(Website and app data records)
=== Begin Enclosure ===

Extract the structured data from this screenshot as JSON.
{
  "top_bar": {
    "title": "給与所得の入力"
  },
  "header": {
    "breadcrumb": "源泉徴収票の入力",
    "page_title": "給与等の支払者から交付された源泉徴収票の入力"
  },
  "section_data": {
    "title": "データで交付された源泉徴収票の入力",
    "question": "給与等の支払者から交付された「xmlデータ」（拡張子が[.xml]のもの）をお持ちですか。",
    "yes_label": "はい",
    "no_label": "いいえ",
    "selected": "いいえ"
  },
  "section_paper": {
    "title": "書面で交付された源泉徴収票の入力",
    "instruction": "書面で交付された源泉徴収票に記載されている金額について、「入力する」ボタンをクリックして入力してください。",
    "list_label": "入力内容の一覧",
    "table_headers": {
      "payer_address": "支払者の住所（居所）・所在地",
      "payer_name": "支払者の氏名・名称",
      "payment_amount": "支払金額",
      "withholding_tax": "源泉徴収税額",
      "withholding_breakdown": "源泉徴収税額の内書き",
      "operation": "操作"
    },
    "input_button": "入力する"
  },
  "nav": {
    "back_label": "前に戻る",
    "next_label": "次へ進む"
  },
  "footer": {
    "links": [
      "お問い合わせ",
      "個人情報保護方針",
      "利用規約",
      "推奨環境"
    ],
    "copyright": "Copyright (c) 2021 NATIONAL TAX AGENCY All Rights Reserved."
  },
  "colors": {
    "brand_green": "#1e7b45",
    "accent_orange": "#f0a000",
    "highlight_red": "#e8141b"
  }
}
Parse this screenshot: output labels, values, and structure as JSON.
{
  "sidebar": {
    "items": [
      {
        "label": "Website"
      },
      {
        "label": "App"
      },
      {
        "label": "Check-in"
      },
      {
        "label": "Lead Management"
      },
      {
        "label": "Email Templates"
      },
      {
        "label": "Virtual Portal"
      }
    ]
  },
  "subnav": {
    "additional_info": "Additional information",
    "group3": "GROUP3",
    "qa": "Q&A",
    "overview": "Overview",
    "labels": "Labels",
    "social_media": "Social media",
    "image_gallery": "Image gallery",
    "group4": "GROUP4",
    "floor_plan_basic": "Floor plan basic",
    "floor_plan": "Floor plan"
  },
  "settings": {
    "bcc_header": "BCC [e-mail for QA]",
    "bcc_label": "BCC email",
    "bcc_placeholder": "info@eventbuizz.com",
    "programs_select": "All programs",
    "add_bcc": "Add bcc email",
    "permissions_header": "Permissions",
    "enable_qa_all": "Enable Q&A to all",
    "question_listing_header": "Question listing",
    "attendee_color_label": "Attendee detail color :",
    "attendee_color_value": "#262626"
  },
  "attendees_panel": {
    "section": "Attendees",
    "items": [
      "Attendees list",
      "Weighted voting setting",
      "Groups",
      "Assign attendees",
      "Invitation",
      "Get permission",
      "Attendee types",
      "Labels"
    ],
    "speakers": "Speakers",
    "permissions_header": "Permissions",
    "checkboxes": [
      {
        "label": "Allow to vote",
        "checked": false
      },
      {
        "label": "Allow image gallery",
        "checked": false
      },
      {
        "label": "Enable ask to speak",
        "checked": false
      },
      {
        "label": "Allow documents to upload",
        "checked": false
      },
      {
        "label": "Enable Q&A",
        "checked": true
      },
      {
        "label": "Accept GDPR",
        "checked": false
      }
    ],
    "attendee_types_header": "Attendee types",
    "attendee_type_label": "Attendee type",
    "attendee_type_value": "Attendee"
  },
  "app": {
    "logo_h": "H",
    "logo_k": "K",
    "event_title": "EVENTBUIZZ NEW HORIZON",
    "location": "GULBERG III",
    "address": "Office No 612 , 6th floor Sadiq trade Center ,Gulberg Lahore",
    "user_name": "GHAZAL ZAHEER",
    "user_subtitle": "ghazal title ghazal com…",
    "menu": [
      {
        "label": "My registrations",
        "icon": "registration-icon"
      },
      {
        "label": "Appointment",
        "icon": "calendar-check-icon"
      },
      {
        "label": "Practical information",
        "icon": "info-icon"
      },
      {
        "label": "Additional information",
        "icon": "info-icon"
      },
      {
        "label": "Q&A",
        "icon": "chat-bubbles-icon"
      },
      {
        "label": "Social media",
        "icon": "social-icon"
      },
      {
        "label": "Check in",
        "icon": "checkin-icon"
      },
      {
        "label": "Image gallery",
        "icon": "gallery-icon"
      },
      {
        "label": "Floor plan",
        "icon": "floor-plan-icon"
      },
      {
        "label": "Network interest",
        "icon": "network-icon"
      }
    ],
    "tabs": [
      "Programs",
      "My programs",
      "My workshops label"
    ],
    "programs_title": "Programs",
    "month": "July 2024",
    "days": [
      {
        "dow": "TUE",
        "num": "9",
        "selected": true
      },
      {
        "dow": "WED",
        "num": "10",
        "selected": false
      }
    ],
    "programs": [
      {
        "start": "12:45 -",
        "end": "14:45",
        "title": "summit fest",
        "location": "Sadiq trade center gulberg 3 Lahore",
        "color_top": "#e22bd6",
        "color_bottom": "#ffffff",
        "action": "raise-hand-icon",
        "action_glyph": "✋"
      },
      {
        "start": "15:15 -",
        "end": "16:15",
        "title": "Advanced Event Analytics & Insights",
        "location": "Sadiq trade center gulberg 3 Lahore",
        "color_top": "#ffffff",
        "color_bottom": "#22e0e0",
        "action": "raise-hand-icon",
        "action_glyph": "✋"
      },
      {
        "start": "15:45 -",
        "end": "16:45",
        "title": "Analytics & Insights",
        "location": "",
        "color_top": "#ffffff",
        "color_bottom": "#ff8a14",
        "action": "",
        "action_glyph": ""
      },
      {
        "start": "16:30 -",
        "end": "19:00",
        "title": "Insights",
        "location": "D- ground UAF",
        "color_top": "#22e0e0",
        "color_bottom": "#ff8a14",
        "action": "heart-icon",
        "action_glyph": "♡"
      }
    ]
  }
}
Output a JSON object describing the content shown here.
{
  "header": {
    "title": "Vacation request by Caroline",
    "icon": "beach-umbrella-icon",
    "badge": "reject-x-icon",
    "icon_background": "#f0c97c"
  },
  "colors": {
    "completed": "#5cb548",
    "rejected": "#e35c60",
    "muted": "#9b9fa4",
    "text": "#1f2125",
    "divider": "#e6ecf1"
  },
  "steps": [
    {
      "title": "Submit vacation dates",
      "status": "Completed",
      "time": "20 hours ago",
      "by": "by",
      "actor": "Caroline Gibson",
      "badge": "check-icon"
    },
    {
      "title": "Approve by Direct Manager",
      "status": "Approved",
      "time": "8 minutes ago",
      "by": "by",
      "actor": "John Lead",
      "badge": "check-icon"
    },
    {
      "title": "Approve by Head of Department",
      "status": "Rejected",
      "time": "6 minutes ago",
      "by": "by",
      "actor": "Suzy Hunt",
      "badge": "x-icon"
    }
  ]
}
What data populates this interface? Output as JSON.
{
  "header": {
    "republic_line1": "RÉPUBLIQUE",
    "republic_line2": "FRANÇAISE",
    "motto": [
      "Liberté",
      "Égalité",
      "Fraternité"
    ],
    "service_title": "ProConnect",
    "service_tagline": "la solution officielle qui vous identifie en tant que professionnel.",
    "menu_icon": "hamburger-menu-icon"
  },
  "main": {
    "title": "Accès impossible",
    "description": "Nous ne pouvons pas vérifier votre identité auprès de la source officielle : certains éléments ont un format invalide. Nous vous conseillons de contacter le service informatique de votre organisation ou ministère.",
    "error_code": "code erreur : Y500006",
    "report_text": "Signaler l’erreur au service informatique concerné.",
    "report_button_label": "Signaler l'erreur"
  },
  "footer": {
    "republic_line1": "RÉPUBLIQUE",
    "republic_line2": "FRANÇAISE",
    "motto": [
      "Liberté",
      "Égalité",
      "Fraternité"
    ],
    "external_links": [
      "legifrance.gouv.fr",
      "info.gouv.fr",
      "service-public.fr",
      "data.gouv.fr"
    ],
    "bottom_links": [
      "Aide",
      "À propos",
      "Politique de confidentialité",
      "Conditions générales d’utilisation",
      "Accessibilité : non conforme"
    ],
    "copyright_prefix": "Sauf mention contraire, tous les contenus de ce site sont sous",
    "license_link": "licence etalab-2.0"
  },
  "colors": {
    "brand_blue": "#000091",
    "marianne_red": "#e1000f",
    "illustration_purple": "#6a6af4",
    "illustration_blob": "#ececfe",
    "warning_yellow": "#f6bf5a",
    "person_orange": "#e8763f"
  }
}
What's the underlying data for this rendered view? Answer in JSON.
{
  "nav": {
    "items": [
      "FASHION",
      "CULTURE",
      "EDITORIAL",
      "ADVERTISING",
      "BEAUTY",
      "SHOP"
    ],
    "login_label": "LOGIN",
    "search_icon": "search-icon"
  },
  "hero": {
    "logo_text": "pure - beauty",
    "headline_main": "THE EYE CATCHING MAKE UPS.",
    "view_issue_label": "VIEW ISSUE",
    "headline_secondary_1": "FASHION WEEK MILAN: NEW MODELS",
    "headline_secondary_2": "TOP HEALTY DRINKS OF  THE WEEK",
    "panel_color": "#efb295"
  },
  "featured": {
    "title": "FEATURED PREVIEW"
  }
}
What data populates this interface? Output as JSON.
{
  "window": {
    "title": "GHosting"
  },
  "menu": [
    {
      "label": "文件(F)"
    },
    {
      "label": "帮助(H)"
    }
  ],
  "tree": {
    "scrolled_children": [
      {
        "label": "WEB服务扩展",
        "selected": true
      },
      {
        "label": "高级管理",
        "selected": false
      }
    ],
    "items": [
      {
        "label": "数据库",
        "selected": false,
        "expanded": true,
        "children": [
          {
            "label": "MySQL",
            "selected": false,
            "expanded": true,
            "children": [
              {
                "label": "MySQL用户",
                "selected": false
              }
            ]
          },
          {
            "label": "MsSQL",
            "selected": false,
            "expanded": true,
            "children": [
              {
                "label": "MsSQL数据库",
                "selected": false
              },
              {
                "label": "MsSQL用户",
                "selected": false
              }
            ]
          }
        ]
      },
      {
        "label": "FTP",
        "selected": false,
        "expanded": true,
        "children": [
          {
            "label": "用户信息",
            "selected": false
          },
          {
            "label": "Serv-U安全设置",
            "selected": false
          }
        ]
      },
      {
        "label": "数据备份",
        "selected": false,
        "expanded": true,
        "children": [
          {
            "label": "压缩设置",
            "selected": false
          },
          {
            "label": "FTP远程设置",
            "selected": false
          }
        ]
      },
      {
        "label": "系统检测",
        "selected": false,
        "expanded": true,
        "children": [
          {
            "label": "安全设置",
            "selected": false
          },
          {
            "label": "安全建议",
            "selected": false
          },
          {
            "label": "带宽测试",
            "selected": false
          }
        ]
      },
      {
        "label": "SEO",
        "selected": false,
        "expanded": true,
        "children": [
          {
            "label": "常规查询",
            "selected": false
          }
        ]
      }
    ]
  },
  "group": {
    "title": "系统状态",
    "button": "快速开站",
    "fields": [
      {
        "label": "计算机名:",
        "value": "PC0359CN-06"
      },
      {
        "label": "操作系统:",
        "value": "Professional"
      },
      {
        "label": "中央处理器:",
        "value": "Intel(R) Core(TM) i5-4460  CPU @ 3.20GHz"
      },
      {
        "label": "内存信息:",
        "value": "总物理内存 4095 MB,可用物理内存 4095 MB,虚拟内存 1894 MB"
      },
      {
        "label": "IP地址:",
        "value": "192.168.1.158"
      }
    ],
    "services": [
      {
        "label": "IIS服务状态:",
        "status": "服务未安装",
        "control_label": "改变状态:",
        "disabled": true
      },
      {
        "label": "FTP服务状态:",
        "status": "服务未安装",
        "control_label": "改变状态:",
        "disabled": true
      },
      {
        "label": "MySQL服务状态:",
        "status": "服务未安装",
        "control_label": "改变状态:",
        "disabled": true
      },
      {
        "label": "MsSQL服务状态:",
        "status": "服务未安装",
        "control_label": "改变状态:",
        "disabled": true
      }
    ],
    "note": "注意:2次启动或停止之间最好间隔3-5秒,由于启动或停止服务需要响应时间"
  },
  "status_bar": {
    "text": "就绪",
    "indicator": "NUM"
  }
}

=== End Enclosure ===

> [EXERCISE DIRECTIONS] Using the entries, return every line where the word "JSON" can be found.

> [YOUR RESPONSE]
Extract the structured data from this screenshot as JSON.
Parse this screenshot: output labels, values, and structure as JSON.
Output a JSON object describing the content shown here.
What data populates this interface? Output as JSON.
What's the underlying data for this rendered view? Answer in JSON.
What data populates this interface? Output as JSON.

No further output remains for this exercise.